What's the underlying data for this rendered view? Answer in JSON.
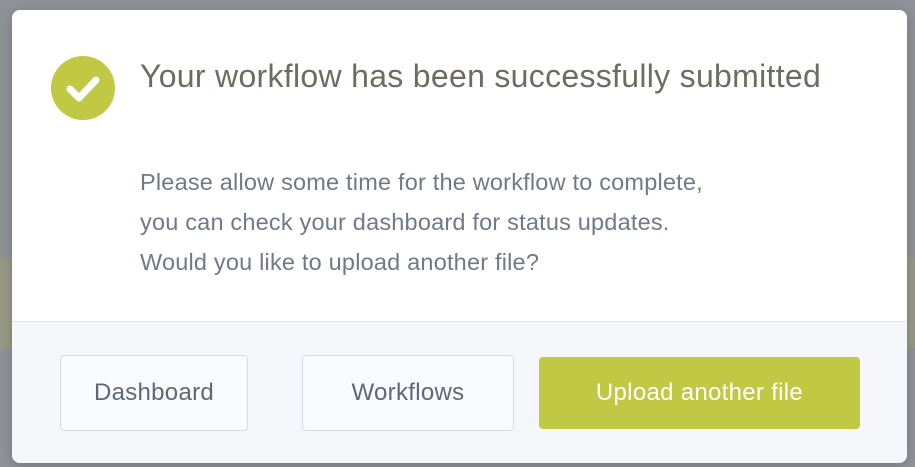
{
  "dialog": {
    "title": "Your workflow has been successfully submitted",
    "message_lines": [
      "Please allow some time for the workflow to complete,",
      "you can check your dashboard for status updates.",
      "Would you like to upload another file?"
    ],
    "icon": "check-circle-icon"
  },
  "actions": {
    "dashboard_label": "Dashboard",
    "workflows_label": "Workflows",
    "upload_label": "Upload another file"
  },
  "colors": {
    "accent": "#c1c844",
    "title": "#6f6b60",
    "text": "#707987",
    "overlay": "#8e9196"
  }
}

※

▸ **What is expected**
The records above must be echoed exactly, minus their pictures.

▸ **Answer for the task**
What's the underlying data for this rendered view? Answer in JSON.
{
  "dialog": {
    "title": "Your workflow has been successfully submitted",
    "message_lines": [
      "Please allow some time for the workflow to complete,",
      "you can check your dashboard for status updates.",
      "Would you like to upload another file?"
    ],
    "icon": "check-circle-icon"
  },
  "actions": {
    "dashboard_label": "Dashboard",
    "workflows_label": "Workflows",
    "upload_label": "Upload another file"
  },
  "colors": {
    "accent": "#c1c844",
    "title": "#6f6b60",
    "text": "#707987",
    "overlay": "#8e9196"
  }
}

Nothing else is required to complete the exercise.